Authors

S. C. Wiersch, W. A. Maier, H. Kampen

Abstract

The DNA sequence information on avian malaria parasites of the genus Plasmodium is quite limited. At present, sequences of only 6 out of 34 valid species are available. However, sequence data of avian malaria parasites are particularly important with regard to the resolution of the phylogenetic relationships of the most virulent human malaria agent, Plasmodium falciparum. The question as to whether P. falciparum originates from avian or from mammalian parasites would contribute to our understanding of its biology and would probably facilitate the interpretation of experimental results. To add to the body of molecular data, we sequenced three genes (cytochrome b, 18 SSU rRNA, caseinolytic protease C) of different organellar origin of one of the most widespread avian malaria parasites, Plasmodium (Haemamoeba) cathemerium, which once used to be an important laboratory in vivo model in human malaria research. The analysis of the new P. cathemerium sequences in direct comparison with the rodent parasite P. berghei and the four human malaria parasites by pairwise distance calculation do not suggest a closer relationship of P. cathemerium to P. falciparum than to the other species involved.

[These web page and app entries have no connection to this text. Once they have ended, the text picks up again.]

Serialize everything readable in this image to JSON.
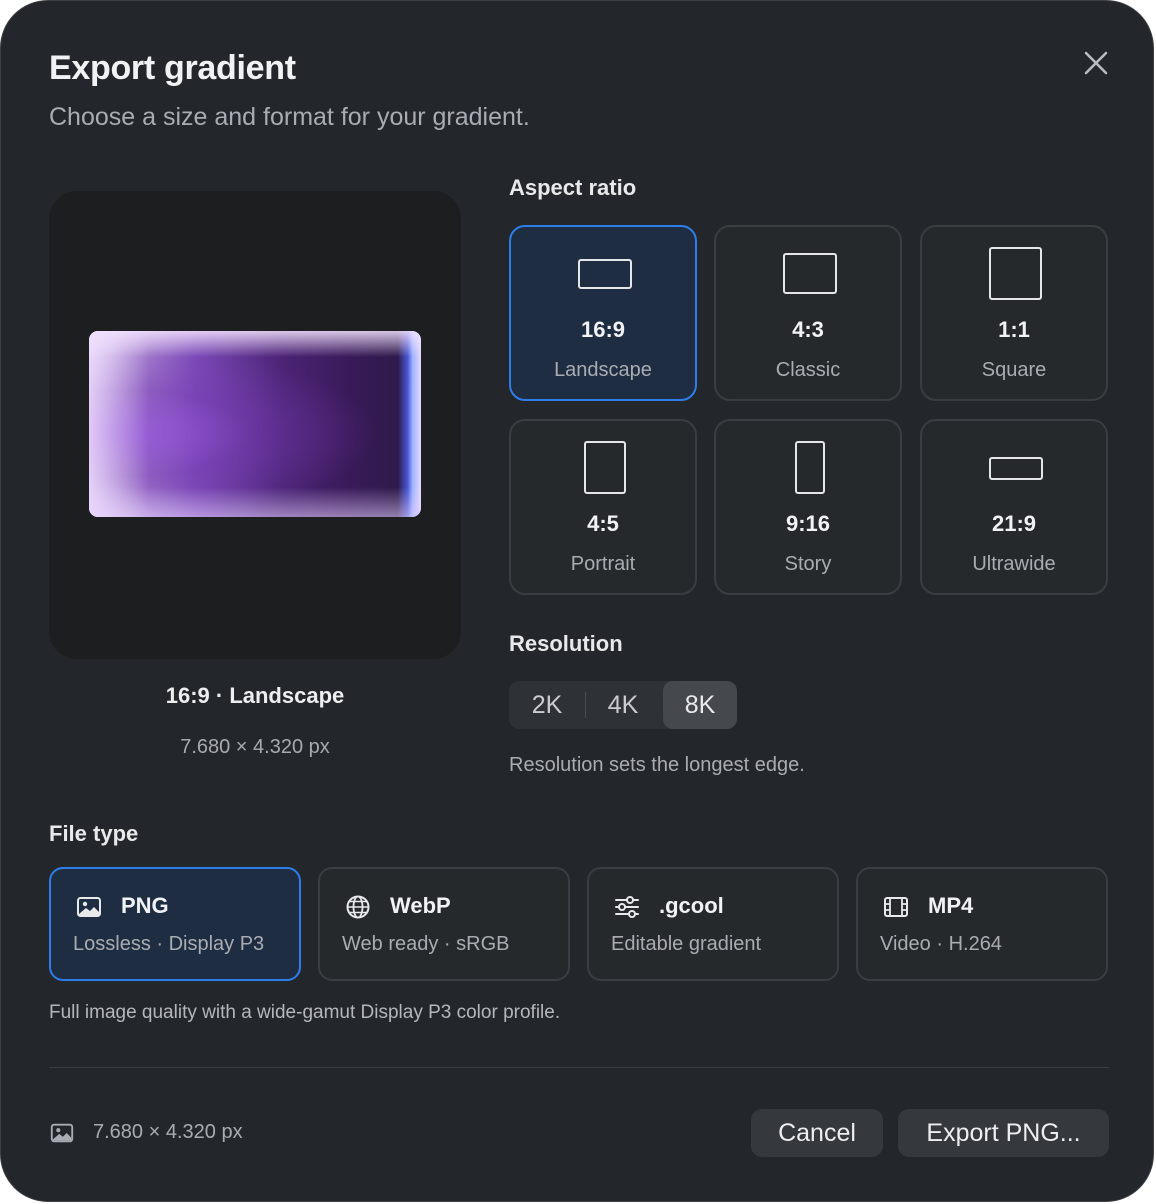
{
  "dialog": {
    "title": "Export gradient",
    "subtitle": "Choose a size and format for your gradient."
  },
  "preview": {
    "ratio_label": "16:9 · Landscape",
    "dimensions": "7.680 × 4.320 px"
  },
  "aspect": {
    "label": "Aspect ratio",
    "options": [
      {
        "ratio": "16:9",
        "name": "Landscape",
        "selected": true
      },
      {
        "ratio": "4:3",
        "name": "Classic",
        "selected": false
      },
      {
        "ratio": "1:1",
        "name": "Square",
        "selected": false
      },
      {
        "ratio": "4:5",
        "name": "Portrait",
        "selected": false
      },
      {
        "ratio": "9:16",
        "name": "Story",
        "selected": false
      },
      {
        "ratio": "21:9",
        "name": "Ultrawide",
        "selected": false
      }
    ]
  },
  "resolution": {
    "label": "Resolution",
    "options": [
      "2K",
      "4K",
      "8K"
    ],
    "selected": "8K",
    "help": "Resolution sets the longest edge."
  },
  "file_type": {
    "label": "File type",
    "options": [
      {
        "name": "PNG",
        "desc": "Lossless · Display P3",
        "icon": "image-icon",
        "selected": true
      },
      {
        "name": "WebP",
        "desc": "Web ready · sRGB",
        "icon": "globe-icon",
        "selected": false
      },
      {
        "name": ".gcool",
        "desc": "Editable gradient",
        "icon": "sliders-icon",
        "selected": false
      },
      {
        "name": "MP4",
        "desc": "Video · H.264",
        "icon": "film-icon",
        "selected": false
      }
    ],
    "help": "Full image quality with a wide-gamut Display P3 color profile."
  },
  "footer": {
    "dimensions": "7.680 × 4.320 px",
    "cancel_label": "Cancel",
    "export_label": "Export PNG..."
  },
  "colors": {
    "background": "#23262a",
    "accent": "#2f7de8",
    "selected_fill": "#1f2d42"
  }
}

Mendeley readers

The data shown below were compiled from readership statistics for 57 Mendeley readers of this research output. Click here to see the associated Mendeley record.

Geographical breakdown

Country Count As %
Germany 2 4%
United States 2 4%
Bulgaria 1 2%
Lithuania 1 2%
Portugal 1 2%
Colombia 1 2%
Unknown 49 86%

Demographic breakdown

Readers by professional status Count As %
Researcher 15 26%
Student > Ph. D. Student 12 21%
Student > Master 11 19%
Student > Doctoral Student 5 9%
Student > Bachelor 4 7%
Other 10 18%
Readers by discipline Count As %
Agricultural and Biological Sciences 38 67%
Biochemistry, Genetics and Molecular Biology 6 11%
Unspecified 5 9%
Environmental Science 5 9%
Veterinary Science and Veterinary Medicine 1 2%
Other 2 4%

Attention Score in Context

This research output has an Altmetric Attention Score of 3. This is our high-level measure of the quality and quantity of online attention that it has received. This Attention Score, as well as the ranking and number of research outputs shown below, was calculated when the research output was last mentioned on 08 January 2017.
All research outputs
#3,498,672
of 12,221,286 outputs
Outputs from Parasitology Research
#289
of 2,447 outputs
Outputs of similar age
#80,520
of 271,526 outputs
Outputs of similar age from Parasitology Research
#10
of 89 outputs
Altmetric has tracked 12,221,286 research outputs across all sources so far. This one is in the 49th percentile – i.e., 49% of other outputs scored the same or lower than it.
So far Altmetric has tracked 2,447 research outputs from this source. They receive a mean Attention Score of 2.2. This one has gotten more attention than average, scoring higher than 66% of its peers.
Older research outputs will score higher simply because they've had more time to accumulate mentions. To account for age we can compare this Altmetric Attention Score to the 271,526 tracked outputs that were published within six weeks on either side of this one in any source. This one has gotten more attention than average, scoring higher than 66% of its contemporaries.
We're also able to compare this research output to 89 others from the same source and published within six weeks on either side of this one. This one has done well, scoring higher than 86% of its contemporaries.